This document provides an overview of the timing and procedure for collecting blood samples for these lab tests. These samples should only be collected after medically stabilizing a patient who has experienced a severe allergic reaction.

The two commercially available lab tests are:

  • Tryptase (a mast cell marker)
  • SC5b-9 (terminal complement complex)

Tryptase is released from mast cells during anaphylaxis. SC5b-9 (terminal complement complex) is a measurement of complement system activation. These lab tests can be transiently elevated shortly after a severe allergic reaction. Elevations in these test results can help characterize the severe allergic reaction. Therefore, the timing of the blood sample collection for these tests can affect interpretation of the results.

The ideal time window to collect blood for these two tests is between 30 minutes and 90 minutes after the reaction began. However, these blood tests might still remain elevated up to 6 hours after the reaction began.

  • Collecting blood earlier than 30 minutes after the reaction began could yield results that would be more difficult to interpret.
  • If unable to collect this blood within the ideal 30–90 minute time window after the reaction began, healthcare providers can collect the blood samples as soon as possible, up through 6 hours after the reaction.
  • These results are unlikely to be affected by epinephrine, antihistamines, and other treatments used to manage anaphylaxis.

Healthcare providers can consult with the laboratory in their healthcare facility to determine their site-specific practice for processing samples for tryptase and SC5b-9 tests. Typically, immediately flash-freezing the serum sample for SC5b-9 at -80 degrees C can maximize the accuracy of this test. The resources below provide more information about specimen processing requirements for some commercial laboratories. CDC does not endorse a particular laboratory.

A second sample for tryptase could be obtained 24 hours or more after the severe allergic reaction, or even weeks after the reaction. This tryptase level obtained 24 hours or more after the severe allergic reaction reflects the patient’s typical tryptase level and can aid in the assessment of the allergic reaction.

Interpreting test results

Interpretation of these test results can be challenging. Consultation with a specialist (e.g., allergist-immunologist) within the weeks after the severe allergic reaction can help healthcare providers further evaluate potential factors that might have contributed to the development of the allergic reaction in these individuals. Also, healthcare providers or health departments in the United States can request a consultation from CISA COVIDvax for a complex COVID-19 vaccine safety question that is (1) about an individual patient residing in the United States or vaccine safety issue and (2) not readily addressed by CDC or Advisory Committee on Immunization Practices (ACIP) guidelines.
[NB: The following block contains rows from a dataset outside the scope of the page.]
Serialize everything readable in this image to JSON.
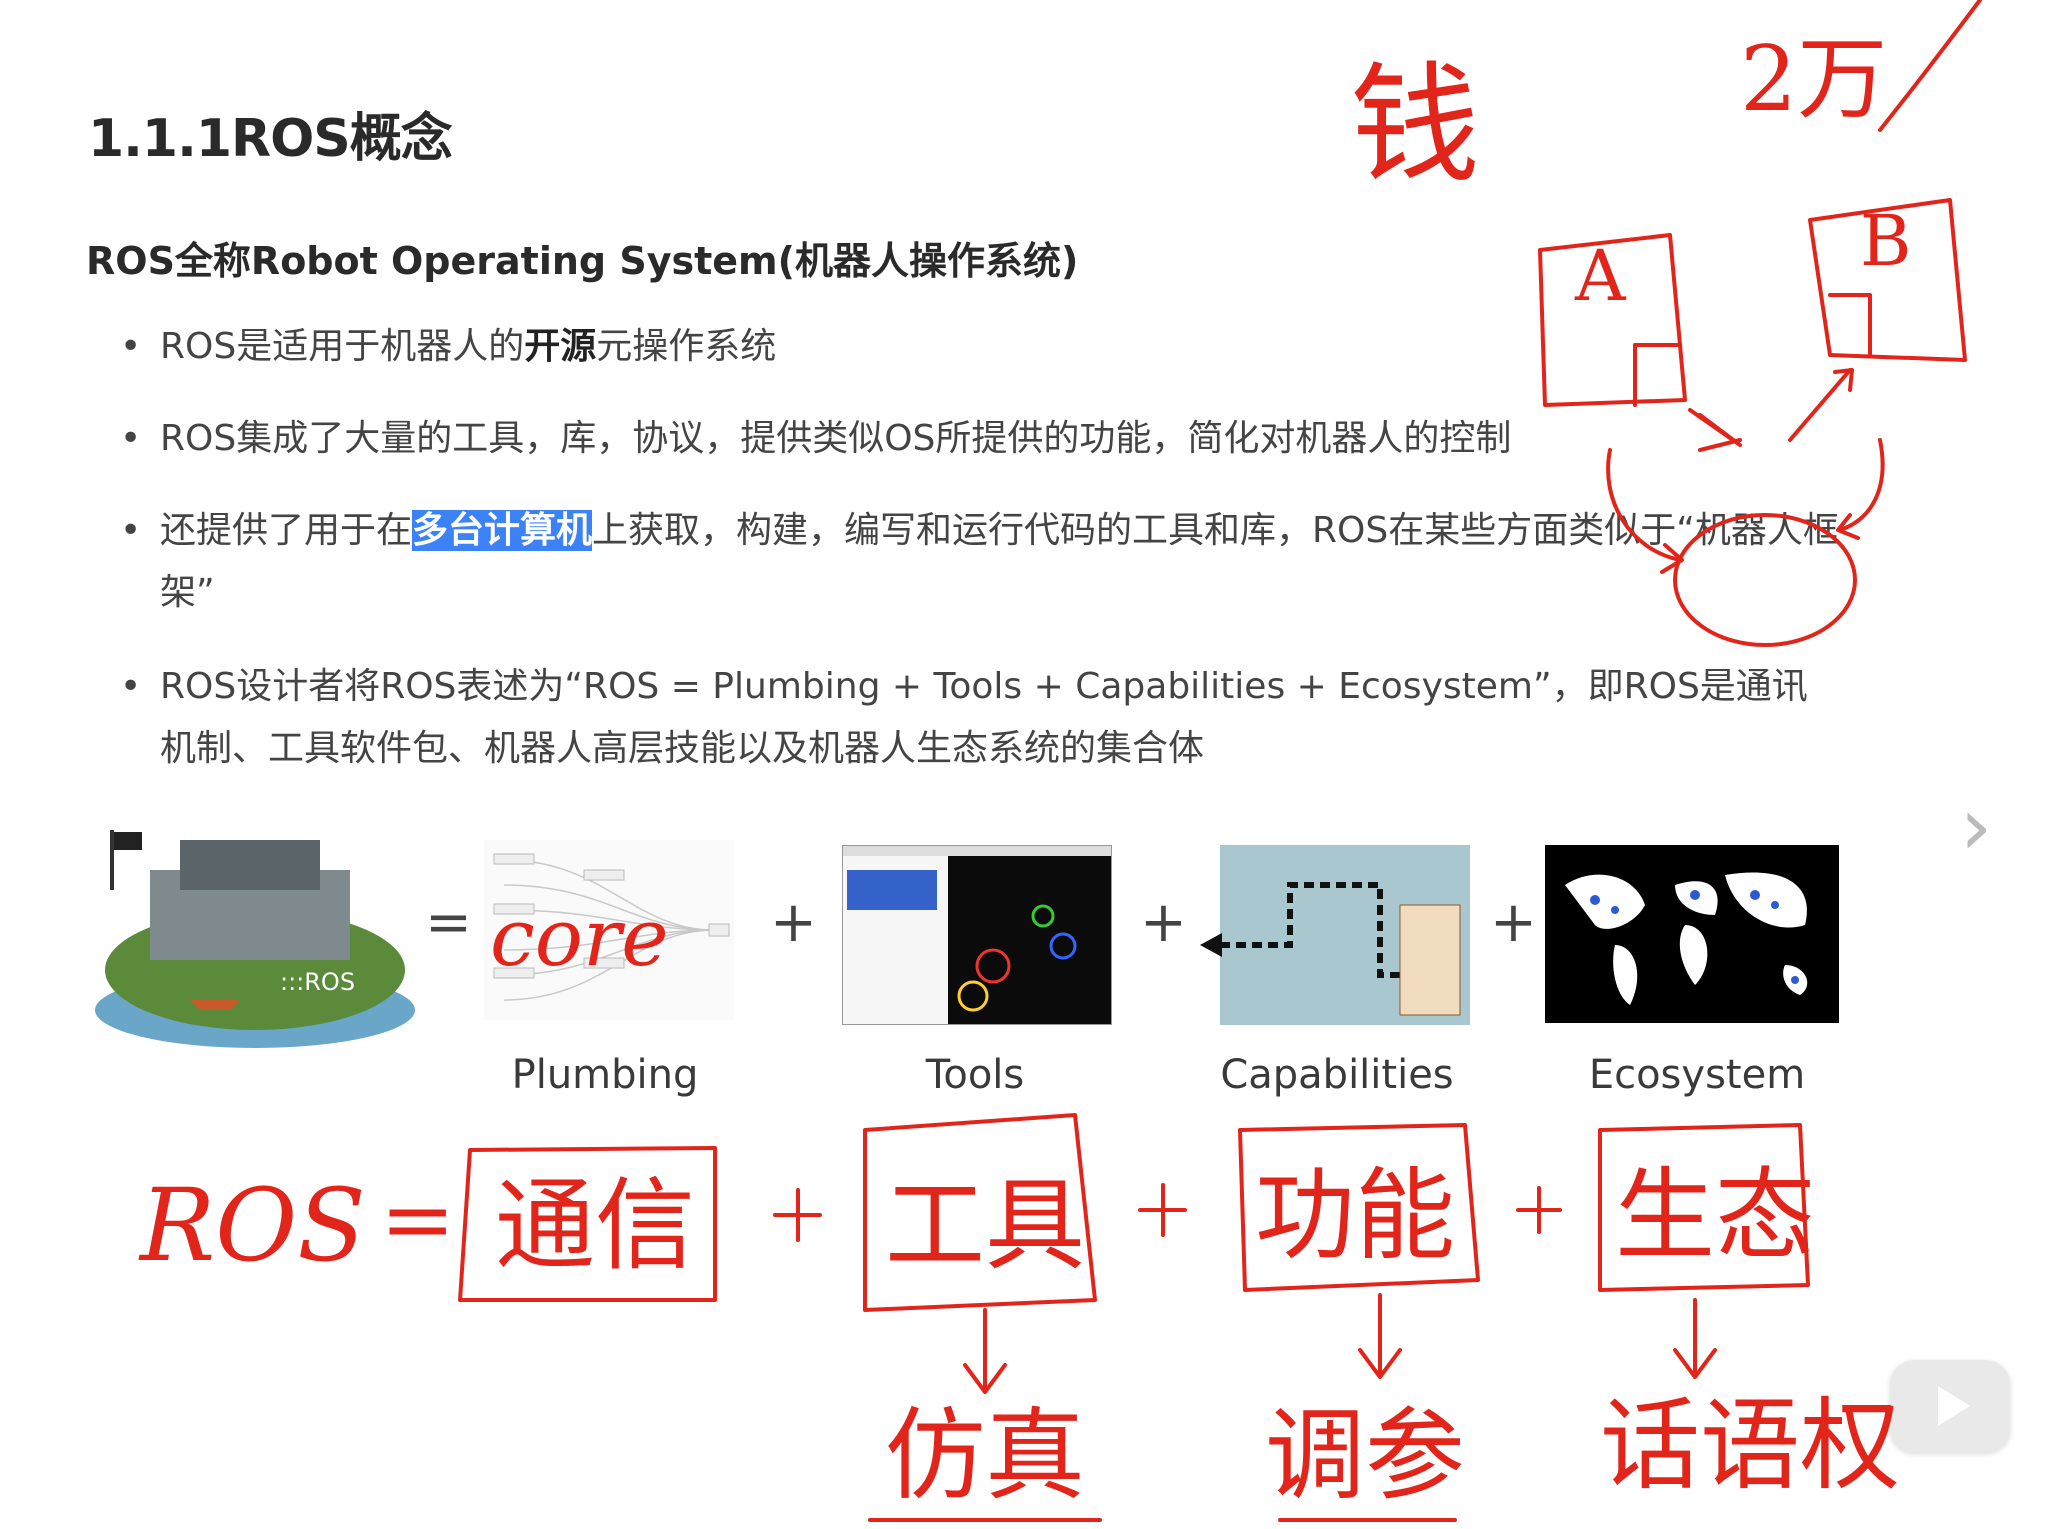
{
  "heading": "1.1.1ROS概念",
  "subtitle": "ROS全称Robot Operating System(机器人操作系统)",
  "bullets": [
    {
      "pre": "ROS是适用于机器人的",
      "strong": "开源",
      "post": "元操作系统"
    },
    {
      "text": "ROS集成了大量的工具，库，协议，提供类似OS所提供的功能，简化对机器人的控制"
    },
    {
      "pre": "还提供了用于在",
      "highlight": "多台计算机",
      "post": "上获取，构建，编写和运行代码的工具和库，ROS在某些方面类似于“机器人框架”"
    },
    {
      "text": "ROS设计者将ROS表述为“ROS = Plumbing + Tools + Capabilities + Ecosystem”，即ROS是通讯机制、工具软件包、机器人高层技能以及机器人生态系统的集合体"
    }
  ],
  "diagram": {
    "equals": "=",
    "plus": "+",
    "logo_text": ":::ROS",
    "labels": [
      "Plumbing",
      "Tools",
      "Capabilities",
      "Ecosystem"
    ]
  },
  "annotations": {
    "core": "core",
    "money": "钱",
    "amount": "2万",
    "node_a": "A",
    "node_b": "B",
    "ros": "ROS",
    "eq": "=",
    "terms": [
      "通信",
      "工具",
      "功能",
      "生态"
    ],
    "subterms": [
      "仿真",
      "调参",
      "话语权"
    ],
    "ink_color": "#e1251b"
  },
  "colors": {
    "highlight": "#3b82f6",
    "ink": "#e1251b"
  },
  "icons": {
    "next": "chevron-right-icon",
    "play": "play-icon"
  }
}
More information about how to request a CISA COVIDvax consultation is available here: Clinical Immunization Safety Assessment (CISA) Project.

Reporting errors and adverse events

Vaccination providers are required by the Food and Drug Administration to report vaccination administration errors, serious adverse events, cases of Multisystem Inflammatory Syndrome, and cases of COVID-19 that result in hospitalization or death following COVID-19 vaccination under Emergency Use Authorization. Reporting is encouraged for any other clinically significant adverse event even if it is uncertain whether the vaccine caused the event. For information on how to submit a report to the Vaccine Adverse Event Reporting System (VAERS) click here or call 1-800-822-7967.